The second half of the program was a little bit Broadway, a little bit Vaudeville, and a whole lot of fun, too. This very talented and stylish group always puts together some classy and entertaining stuff, casually presented, with some drum-shot lines mingled in here and there. "I Can't Give You Anything but Love" kicked things off, followed by "Tangerine," with a sultry solo by Carol Ingbretsen. Several members of the group displayed their solo song-styling capabilities. Director Al Sturgis himself kicked things off, with knock-out accompaniment by up-and-coming guitarist Alec Sturgis, his 12-year old son. Al Sturgis is at home on the stage before an audience like he is before the choristers, and his rendition of "What Is this Thing Called Love?" was nightclub first class. Erin O'Hara's performance of "Nelson," from Jerry Herman's revue Jerry's Girls, was a hoot. It is a song "sung by" Jeanette McDonald about what it was like to sing with Nelson Eddy. A couple in therapy go through all of the cliché-laden complaints women have about men – and vice versa – in the hilarious song "Therapy," sung on this occasion by Wanda Ramm and Jim Smith.
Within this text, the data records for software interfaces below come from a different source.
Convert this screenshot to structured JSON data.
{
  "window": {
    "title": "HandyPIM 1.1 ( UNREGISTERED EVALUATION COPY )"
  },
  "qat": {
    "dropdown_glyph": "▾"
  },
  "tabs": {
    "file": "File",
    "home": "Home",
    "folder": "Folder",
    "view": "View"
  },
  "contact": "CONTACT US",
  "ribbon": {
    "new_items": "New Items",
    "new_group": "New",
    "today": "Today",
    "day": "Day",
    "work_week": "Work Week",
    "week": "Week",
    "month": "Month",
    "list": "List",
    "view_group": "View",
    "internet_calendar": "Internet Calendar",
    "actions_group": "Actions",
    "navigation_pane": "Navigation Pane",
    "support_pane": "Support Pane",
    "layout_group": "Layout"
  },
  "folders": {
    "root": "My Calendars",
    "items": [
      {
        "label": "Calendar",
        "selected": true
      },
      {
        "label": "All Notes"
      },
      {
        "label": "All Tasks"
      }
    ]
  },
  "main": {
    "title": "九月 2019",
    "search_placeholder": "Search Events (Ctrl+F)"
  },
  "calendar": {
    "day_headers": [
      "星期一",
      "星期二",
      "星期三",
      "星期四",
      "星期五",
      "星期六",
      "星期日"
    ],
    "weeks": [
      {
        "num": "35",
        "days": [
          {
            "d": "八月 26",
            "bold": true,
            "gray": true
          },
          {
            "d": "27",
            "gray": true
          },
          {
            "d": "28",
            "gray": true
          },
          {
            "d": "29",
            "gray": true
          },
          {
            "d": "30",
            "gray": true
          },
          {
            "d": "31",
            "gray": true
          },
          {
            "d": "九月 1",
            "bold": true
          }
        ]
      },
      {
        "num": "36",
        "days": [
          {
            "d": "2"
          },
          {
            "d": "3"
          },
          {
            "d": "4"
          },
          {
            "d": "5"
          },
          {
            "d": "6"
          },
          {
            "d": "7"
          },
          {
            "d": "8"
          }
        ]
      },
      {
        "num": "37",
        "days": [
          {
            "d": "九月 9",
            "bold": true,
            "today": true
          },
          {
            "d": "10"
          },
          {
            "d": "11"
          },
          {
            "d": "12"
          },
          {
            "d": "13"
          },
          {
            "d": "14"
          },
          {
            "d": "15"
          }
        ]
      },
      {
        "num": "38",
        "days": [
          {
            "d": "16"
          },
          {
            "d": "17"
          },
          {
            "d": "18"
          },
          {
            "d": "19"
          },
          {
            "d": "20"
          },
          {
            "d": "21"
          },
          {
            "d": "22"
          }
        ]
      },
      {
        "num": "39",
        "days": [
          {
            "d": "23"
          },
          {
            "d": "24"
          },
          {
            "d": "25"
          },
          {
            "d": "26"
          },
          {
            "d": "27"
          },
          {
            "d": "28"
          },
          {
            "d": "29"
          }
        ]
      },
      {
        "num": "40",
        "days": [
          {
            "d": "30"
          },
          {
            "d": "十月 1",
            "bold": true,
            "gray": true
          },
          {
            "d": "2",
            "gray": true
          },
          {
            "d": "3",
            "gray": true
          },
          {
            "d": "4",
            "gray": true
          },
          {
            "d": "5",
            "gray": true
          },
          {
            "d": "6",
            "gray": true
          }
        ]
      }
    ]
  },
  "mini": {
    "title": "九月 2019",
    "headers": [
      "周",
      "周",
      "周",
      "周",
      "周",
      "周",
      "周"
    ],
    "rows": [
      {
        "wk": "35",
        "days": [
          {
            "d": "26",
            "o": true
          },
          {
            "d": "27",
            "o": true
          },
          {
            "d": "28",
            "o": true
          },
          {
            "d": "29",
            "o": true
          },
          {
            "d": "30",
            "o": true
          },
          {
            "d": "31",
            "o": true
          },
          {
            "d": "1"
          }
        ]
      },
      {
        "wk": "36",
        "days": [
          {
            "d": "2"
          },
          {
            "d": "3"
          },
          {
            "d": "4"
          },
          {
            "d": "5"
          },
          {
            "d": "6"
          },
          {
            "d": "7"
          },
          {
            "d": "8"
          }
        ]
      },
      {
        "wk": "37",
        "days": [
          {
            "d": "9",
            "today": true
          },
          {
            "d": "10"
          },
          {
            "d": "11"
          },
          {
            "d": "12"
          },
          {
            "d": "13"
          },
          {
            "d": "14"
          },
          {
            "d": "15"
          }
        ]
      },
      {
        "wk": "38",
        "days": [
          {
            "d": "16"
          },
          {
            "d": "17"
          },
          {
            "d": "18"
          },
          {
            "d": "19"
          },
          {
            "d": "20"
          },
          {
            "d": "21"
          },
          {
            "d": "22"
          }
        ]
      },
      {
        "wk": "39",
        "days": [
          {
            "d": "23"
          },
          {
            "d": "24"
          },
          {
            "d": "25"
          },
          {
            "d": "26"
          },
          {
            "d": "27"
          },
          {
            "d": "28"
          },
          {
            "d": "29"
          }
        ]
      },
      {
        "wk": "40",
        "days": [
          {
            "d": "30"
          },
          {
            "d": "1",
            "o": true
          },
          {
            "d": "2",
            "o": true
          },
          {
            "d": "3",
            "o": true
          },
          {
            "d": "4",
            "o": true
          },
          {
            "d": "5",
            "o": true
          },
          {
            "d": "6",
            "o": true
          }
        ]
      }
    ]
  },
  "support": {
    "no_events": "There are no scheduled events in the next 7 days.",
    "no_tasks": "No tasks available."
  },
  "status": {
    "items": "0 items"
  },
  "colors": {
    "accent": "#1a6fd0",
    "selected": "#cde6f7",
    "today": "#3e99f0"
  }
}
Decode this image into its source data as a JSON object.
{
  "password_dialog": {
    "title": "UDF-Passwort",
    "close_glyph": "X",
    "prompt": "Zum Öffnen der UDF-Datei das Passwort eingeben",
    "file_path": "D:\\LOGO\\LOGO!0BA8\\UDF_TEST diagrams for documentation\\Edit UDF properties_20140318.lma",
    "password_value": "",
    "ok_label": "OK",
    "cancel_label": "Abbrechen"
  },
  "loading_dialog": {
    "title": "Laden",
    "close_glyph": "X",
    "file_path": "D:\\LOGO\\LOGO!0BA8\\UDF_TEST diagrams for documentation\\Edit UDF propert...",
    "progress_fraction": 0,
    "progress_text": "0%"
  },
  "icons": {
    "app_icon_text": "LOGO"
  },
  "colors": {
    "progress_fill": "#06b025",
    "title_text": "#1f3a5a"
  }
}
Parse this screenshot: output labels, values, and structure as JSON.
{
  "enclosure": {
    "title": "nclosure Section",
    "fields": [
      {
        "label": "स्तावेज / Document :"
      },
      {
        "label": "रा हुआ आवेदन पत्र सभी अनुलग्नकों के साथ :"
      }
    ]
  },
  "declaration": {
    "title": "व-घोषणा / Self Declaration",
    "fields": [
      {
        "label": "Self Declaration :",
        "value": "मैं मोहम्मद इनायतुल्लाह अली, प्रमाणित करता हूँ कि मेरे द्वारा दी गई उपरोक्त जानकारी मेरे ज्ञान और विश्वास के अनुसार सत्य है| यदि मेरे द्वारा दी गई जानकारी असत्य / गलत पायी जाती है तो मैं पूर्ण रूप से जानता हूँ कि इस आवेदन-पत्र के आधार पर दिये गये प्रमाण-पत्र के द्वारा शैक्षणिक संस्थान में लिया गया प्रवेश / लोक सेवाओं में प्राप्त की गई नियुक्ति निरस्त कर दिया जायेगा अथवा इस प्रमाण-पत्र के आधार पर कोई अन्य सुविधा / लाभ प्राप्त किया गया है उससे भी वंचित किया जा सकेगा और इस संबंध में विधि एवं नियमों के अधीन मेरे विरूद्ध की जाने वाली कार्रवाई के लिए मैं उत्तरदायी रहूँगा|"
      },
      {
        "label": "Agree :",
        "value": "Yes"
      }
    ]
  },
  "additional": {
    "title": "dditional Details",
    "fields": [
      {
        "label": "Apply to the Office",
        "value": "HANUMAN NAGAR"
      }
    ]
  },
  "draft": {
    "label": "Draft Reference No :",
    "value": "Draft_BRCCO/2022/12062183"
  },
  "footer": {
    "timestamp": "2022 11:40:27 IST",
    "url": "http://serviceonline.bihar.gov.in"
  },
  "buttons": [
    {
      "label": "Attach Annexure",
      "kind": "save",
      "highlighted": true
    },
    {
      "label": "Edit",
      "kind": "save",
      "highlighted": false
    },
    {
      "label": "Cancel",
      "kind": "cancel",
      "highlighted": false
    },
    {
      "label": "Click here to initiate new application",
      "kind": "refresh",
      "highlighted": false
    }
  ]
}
The choir did another set including "Every Time We Say Goodbye," "Honeysuckle Rose," and the "anthem" of the "Romance in the Air" program, Rodgers and Hart's "My Funny Valentine," a personal favorite since my spouse and I had our first date on Valentines Day in 1958!
Carol Ingbretsen returned in her Valentine-red dress to complain about "That Old Devil Moon," but no one in the audience was complaining! Steve Anderson looks more like a truck driver or a lineman for the Packers than a singer, but when he focuses his dulcet tones you think of Dick Haymes, Mel Torme, or one of the other crooners who could make a song a special event. He sang "The Shadow of Your Smile" as an intimate reflection on something really special. In an exchange with Sturgis after the song, he said he figured he owed the writers of the song (Johnny Mandel and Paul F. Webster) a debt, since his father sang that song to his mother before he was born. Jennifer Seiger and David Mellnik brought us a winsome performance of "They Say That Falling in Love Is Wonderful" from Annie Get Your Gun.
The program concluded with a funky rendition of "Fever" and a lush performance of Irving Berlin's optimistic "Blue Skies." What could be better than this, with my funny Valentine beside me and blue skies smiling at me? It was a charming evening.